Clean energy is healthier for the city’s pocketbook, too. Although wind and solar projects require upfront investment, once built, their fuel sources are free. Chicago taxpayers will be protected from spikes in the prices of conventional fuels, saving a huge amount of money in the long run.

Moving to 100% clean energy is clearly a winner for our future, but unfortunately, not everyone sees it that way. Our President, Donald Trump, seems intent on doing everything in his power to reverse the progress we have made as a country to act on climate change and move to clean energy. He has essentially erased America’s Clean Power Plan, and handed the keys to the EPA to those who would take it apart.

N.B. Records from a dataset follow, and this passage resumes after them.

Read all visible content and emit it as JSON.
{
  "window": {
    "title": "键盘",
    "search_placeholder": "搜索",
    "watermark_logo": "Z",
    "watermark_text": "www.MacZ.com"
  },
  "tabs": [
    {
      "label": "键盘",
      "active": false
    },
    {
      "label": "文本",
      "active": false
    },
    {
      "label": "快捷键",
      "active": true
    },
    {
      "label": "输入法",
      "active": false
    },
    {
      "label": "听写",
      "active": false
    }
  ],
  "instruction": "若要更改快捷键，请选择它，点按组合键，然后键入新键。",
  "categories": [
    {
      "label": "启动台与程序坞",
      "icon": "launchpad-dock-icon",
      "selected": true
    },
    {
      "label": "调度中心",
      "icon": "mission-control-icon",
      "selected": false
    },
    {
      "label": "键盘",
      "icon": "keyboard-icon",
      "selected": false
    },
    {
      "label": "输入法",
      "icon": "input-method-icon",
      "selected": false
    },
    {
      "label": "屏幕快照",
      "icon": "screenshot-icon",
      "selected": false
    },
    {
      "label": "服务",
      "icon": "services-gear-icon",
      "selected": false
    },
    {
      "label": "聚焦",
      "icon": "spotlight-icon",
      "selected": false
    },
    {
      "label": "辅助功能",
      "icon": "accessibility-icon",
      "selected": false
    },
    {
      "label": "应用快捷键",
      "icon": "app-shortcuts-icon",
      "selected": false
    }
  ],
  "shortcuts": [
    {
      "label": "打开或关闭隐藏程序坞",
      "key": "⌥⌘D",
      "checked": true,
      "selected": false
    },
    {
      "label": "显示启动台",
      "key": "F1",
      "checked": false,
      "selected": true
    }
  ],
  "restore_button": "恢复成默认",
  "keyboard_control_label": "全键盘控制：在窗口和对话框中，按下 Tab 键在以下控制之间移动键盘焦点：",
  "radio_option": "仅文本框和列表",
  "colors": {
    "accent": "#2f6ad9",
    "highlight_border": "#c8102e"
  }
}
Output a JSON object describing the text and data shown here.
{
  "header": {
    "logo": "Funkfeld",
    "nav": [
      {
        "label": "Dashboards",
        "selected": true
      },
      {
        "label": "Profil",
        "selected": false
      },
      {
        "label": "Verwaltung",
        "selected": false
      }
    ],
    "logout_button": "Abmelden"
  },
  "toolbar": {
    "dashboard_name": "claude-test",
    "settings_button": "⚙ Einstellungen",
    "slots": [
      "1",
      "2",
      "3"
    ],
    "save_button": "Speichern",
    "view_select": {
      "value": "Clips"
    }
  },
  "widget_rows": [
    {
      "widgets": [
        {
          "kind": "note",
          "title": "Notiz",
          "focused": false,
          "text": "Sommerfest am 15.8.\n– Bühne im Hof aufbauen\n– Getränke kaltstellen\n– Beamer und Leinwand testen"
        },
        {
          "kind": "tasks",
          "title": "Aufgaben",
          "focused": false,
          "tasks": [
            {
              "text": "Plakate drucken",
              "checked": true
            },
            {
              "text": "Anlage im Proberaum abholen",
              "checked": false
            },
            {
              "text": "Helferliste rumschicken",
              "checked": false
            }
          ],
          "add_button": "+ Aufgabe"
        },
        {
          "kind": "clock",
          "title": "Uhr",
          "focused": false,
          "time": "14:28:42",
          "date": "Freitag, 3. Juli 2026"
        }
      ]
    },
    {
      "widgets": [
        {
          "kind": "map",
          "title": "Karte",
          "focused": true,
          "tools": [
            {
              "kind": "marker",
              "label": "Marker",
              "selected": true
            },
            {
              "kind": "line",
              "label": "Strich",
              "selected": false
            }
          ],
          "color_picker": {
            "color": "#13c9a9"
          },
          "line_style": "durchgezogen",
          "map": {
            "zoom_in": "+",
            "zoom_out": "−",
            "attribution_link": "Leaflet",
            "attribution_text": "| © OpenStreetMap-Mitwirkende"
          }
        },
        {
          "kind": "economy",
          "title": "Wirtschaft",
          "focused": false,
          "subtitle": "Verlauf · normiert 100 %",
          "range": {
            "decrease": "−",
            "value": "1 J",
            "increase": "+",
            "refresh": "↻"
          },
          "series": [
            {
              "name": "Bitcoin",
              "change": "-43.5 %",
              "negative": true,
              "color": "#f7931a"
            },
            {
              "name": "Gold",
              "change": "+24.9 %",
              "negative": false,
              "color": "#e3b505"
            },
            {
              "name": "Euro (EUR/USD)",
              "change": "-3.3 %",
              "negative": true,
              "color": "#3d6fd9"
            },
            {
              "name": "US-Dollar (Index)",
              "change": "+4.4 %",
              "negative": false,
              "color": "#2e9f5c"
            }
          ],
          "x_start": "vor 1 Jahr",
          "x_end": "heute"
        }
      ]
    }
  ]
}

We all dream of the day when all of our power will come from clean, safe, renewable energy. And thanks to advances in technology and decreasing costs, it’s time to stop dreaming, and begin making that 100% clean energy vision a reality. This announcement is a big step as Chicago starts building toward that goal for our community, and we will all be healthier, wealthier, and happier for it.

We applaud the City of Chicago for their leadership in this bold commitment, we look forward to working with the people of Chicago to show the world that we are indeed Ready for 100% clean energy.

 

Join Our Effort to Get All of Chicago Ready For 100% Clean Energy!

Volunteer: To learn more and join the team Sign up here

Join our upcoming events:

 

  • Rogers Park Solar Forum: Thursday, April 20, 7 p.m. Sullivan High School, 6631 N Bosworth Ave
  • Chicago March for Science: Saturday, April 22, 10 a.m., Rally at Congress Pkwy

  • Sierra Club Chicago at Science in Chicago Expo: Noon to 3 p.m., Field Museum
  • People’s Climate March: Saturday, April 29, Noon, Federal Plaza
  • Sierra Club New Volunteer Open House: Tuesday, June 6, 6 p.m., 70 E. Lake St. RSVP here